From the canoe, it is natural that water has a significant place in my photography. I watch water constantly and I love how the paddle and canoe play with it. Droplets from the paddle create expanding circles on the water surface. The canoe gently slices through the water leaving a playful wake behind it. As the sky spreads out over the water, so do its reflections. Through my polarizer sunglasses, it is like viewing art.
One day, I decided to work with my canoe to create something different. Using the movements from the boat, I played with the water and composed images that incorporated the ripples made by the canoe. Using a polarizing filter on the lens, I experimented with various scenes. Always, the reflections are a draw. Once I found a scene that I liked, I set up the canoe perpendicularly and staked out. I set up for the shot and then gently rocked the canoe.

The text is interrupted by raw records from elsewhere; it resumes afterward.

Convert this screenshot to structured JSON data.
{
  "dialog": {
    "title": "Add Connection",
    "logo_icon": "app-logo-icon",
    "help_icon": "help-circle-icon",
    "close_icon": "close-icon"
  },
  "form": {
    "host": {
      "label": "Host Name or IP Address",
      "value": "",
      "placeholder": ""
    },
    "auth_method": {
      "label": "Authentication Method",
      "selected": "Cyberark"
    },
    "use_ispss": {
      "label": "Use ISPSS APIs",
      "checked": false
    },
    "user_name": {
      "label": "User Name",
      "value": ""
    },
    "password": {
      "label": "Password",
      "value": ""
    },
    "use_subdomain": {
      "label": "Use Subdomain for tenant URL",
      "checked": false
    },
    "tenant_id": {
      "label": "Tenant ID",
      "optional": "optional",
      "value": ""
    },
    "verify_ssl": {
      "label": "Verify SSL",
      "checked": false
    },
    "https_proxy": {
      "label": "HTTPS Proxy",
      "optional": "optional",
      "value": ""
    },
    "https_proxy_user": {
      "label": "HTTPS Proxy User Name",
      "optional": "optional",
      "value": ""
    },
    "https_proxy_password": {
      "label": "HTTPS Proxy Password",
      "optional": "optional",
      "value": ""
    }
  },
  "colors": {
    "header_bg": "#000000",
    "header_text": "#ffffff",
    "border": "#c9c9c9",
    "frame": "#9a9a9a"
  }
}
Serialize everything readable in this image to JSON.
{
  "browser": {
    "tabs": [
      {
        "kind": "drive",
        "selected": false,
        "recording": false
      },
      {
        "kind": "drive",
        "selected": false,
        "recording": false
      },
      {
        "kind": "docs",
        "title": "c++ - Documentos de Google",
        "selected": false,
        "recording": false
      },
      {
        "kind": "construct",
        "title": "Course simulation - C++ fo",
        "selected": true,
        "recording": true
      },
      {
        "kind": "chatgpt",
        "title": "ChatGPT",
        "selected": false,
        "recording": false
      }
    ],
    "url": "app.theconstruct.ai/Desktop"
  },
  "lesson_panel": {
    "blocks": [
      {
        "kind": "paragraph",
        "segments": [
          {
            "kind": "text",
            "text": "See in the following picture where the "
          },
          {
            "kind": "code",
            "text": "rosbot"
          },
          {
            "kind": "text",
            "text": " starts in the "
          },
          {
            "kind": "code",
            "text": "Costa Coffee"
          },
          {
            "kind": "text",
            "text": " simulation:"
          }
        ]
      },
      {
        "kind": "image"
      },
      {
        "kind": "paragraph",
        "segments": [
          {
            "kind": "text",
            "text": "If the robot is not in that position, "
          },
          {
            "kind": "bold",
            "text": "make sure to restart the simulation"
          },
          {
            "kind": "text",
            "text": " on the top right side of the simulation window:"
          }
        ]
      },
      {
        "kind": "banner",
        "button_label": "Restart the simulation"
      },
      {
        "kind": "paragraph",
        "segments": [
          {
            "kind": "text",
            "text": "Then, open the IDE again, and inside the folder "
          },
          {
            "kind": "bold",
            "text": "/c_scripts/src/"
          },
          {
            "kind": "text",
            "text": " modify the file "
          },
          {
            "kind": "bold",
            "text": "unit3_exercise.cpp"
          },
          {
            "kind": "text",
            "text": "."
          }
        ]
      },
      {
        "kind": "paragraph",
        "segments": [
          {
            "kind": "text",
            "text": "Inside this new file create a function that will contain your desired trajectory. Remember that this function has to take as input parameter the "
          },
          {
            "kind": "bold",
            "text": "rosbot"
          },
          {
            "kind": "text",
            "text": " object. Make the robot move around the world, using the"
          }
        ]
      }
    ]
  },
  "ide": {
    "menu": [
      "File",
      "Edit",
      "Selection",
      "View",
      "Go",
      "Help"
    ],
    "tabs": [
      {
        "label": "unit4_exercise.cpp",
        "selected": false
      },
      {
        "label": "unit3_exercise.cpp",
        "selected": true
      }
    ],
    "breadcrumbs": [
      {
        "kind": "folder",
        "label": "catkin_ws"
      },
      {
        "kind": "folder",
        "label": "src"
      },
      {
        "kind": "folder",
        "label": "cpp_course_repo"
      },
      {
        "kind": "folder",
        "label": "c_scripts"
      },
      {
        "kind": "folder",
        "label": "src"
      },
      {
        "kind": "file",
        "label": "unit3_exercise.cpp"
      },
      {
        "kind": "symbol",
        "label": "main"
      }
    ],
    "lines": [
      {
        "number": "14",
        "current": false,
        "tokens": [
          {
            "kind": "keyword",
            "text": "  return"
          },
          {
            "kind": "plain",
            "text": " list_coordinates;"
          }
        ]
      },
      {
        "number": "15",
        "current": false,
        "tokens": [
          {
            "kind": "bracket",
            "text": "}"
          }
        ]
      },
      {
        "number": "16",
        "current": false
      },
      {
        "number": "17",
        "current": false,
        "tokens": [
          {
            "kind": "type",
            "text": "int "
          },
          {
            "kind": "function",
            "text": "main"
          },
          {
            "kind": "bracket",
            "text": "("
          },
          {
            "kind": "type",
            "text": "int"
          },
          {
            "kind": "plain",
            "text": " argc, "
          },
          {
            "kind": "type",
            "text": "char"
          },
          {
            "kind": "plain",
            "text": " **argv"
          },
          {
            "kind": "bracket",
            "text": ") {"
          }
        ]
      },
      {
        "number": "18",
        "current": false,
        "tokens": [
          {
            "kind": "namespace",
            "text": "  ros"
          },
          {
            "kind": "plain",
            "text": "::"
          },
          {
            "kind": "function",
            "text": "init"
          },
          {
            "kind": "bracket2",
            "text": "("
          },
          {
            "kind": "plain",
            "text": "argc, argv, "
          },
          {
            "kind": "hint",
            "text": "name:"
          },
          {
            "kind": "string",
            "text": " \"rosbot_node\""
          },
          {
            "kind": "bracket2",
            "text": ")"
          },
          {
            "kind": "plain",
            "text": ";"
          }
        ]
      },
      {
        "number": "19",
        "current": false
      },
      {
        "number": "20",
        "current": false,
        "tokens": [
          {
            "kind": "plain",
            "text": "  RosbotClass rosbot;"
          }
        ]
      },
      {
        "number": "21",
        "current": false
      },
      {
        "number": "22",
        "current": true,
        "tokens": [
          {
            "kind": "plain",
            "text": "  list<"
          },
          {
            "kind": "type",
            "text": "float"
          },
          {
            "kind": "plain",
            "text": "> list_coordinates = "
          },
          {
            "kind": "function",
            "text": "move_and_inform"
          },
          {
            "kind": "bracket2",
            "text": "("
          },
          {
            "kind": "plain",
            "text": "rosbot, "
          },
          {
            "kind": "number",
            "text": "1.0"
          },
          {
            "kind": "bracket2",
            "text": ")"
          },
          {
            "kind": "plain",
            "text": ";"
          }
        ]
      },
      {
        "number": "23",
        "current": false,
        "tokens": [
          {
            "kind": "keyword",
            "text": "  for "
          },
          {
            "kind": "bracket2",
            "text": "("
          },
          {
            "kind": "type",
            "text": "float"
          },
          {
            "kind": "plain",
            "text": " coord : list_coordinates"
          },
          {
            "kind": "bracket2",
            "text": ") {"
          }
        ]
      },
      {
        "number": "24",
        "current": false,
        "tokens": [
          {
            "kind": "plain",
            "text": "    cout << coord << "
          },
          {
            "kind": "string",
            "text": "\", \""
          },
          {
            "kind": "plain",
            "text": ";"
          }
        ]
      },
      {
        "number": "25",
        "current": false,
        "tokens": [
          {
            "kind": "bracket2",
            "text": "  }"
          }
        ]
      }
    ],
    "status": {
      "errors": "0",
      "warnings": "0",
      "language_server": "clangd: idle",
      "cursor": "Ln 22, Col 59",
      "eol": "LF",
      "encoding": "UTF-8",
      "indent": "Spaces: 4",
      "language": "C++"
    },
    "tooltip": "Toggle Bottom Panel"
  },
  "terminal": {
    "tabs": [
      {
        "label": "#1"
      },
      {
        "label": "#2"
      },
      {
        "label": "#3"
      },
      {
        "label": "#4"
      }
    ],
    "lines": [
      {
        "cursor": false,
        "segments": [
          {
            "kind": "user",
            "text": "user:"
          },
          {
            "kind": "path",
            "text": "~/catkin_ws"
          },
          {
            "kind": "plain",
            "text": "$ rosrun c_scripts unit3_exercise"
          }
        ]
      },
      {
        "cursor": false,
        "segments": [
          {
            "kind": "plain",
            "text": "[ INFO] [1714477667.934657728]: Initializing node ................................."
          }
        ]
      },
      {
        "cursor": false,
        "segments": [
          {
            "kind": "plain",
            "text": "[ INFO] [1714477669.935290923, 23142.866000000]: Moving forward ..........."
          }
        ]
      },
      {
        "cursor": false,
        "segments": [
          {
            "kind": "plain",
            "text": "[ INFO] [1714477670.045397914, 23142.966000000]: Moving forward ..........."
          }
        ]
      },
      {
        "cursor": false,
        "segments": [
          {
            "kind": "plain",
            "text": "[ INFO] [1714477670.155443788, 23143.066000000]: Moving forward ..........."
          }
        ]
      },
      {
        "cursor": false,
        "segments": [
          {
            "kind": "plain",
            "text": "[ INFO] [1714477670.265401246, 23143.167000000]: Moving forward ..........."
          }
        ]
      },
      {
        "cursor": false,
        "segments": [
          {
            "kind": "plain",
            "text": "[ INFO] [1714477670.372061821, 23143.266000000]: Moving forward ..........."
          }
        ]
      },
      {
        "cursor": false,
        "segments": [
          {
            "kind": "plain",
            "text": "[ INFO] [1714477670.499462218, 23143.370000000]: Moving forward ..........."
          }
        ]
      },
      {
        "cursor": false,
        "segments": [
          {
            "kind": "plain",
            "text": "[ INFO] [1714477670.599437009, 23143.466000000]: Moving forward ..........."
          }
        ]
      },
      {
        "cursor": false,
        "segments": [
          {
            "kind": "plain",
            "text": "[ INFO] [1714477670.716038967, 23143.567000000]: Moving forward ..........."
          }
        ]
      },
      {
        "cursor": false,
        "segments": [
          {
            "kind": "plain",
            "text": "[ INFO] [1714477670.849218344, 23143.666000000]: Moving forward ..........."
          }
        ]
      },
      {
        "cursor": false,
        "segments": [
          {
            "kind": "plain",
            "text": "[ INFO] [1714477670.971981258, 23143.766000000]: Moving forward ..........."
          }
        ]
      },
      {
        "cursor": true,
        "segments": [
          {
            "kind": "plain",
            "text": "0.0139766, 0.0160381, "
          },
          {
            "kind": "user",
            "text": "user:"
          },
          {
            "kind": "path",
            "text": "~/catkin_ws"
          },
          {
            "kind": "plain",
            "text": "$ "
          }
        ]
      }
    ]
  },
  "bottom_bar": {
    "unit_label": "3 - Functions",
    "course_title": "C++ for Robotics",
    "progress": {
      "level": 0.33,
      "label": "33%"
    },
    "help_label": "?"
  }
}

This created horizontal waves that appeared at the bottom of the frame and continued moving toward the top.
In a way, I see this as "painting" with water. By doing so, water becomes a strong foreground or it may form repeating patterns. On a larger scale, when I photograph wide angle waterscapes, I see water disturbed by the oyster bars forming shapes that give the otherwise undisturbed water surface character. The shallow water interacts with the sky and clouds, but it also interacts with the ground. On Biscayne Bay, it is the seagrasses; on Chokoloskee Bay, it is the oyster bars.
I photograph in a watery playground that is forever changing and challenges me to create. The canoe has an essential place in that process.